Task to carry out:
Show every line from the entries that follow which holds the word "пароль".

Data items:
────────────────────

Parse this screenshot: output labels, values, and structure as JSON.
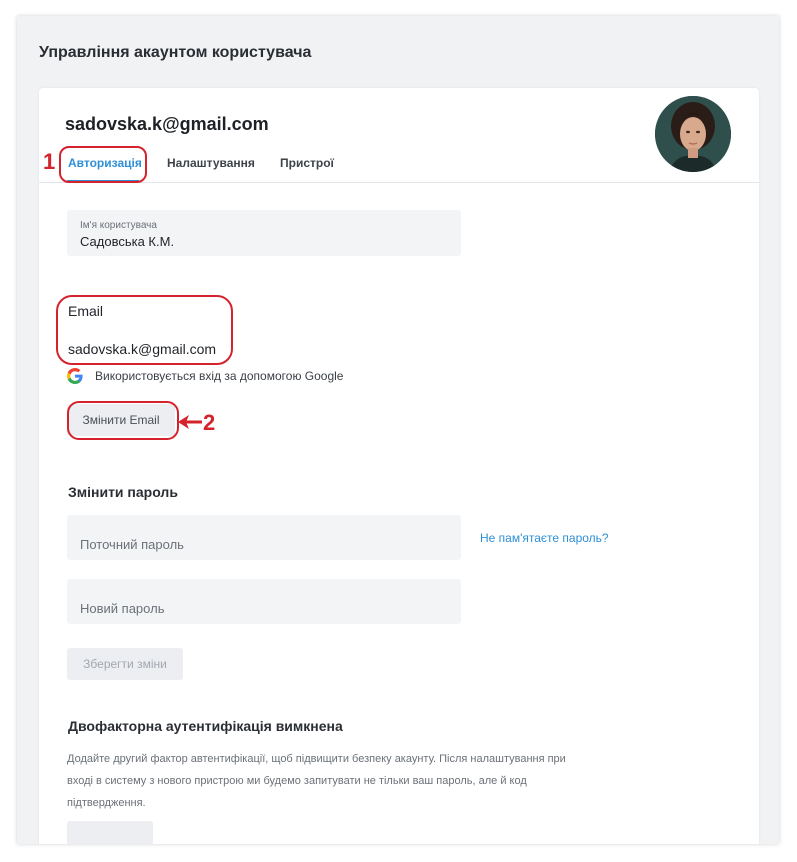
{
  "page": {
    "title": "Управління акаунтом користувача"
  },
  "card": {
    "email": "sadovska.k@gmail.com",
    "tabs": [
      {
        "label": "Авторизація",
        "active": true
      },
      {
        "label": "Налаштування",
        "active": false
      },
      {
        "label": "Пристрої",
        "active": false
      }
    ]
  },
  "username_field": {
    "label": "Ім'я користувача",
    "value": "Садовська К.М."
  },
  "email_section": {
    "label": "Email",
    "value": "sadovska.k@gmail.com",
    "google_note": "Використовується вхід за допомогою Google",
    "change_button": "Змінити Email"
  },
  "password_section": {
    "title": "Змінити пароль",
    "current_placeholder": "Поточний пароль",
    "new_placeholder": "Новий пароль",
    "forgot_link": "Не пам'ятаєте пароль?",
    "save_button": "Зберегти зміни"
  },
  "twofa_section": {
    "title": "Двофакторна аутентифікація вимкнена",
    "description_lines": [
      "Додайте другий фактор автентифікації, щоб підвищити безпеку акаунту. Після налаштування при",
      "вході в систему з нового пристрою ми будемо запитувати не тільки ваш пароль, але й код",
      "підтвердження."
    ]
  },
  "annotations": {
    "marker_1": "1",
    "marker_2": "2",
    "color": "#d5232d"
  },
  "colors": {
    "accent": "#2f8fd6",
    "background": "#f1f2f4"
  }
}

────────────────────

Answer for the task:
    "title": "Змінити пароль",
    "current_placeholder": "Поточний пароль",
    "new_placeholder": "Новий пароль",
    "forgot_link": "Не пам'ятаєте пароль?",
      "вході в систему з нового пристрою ми будемо запитувати не тільки ваш пароль, але й код",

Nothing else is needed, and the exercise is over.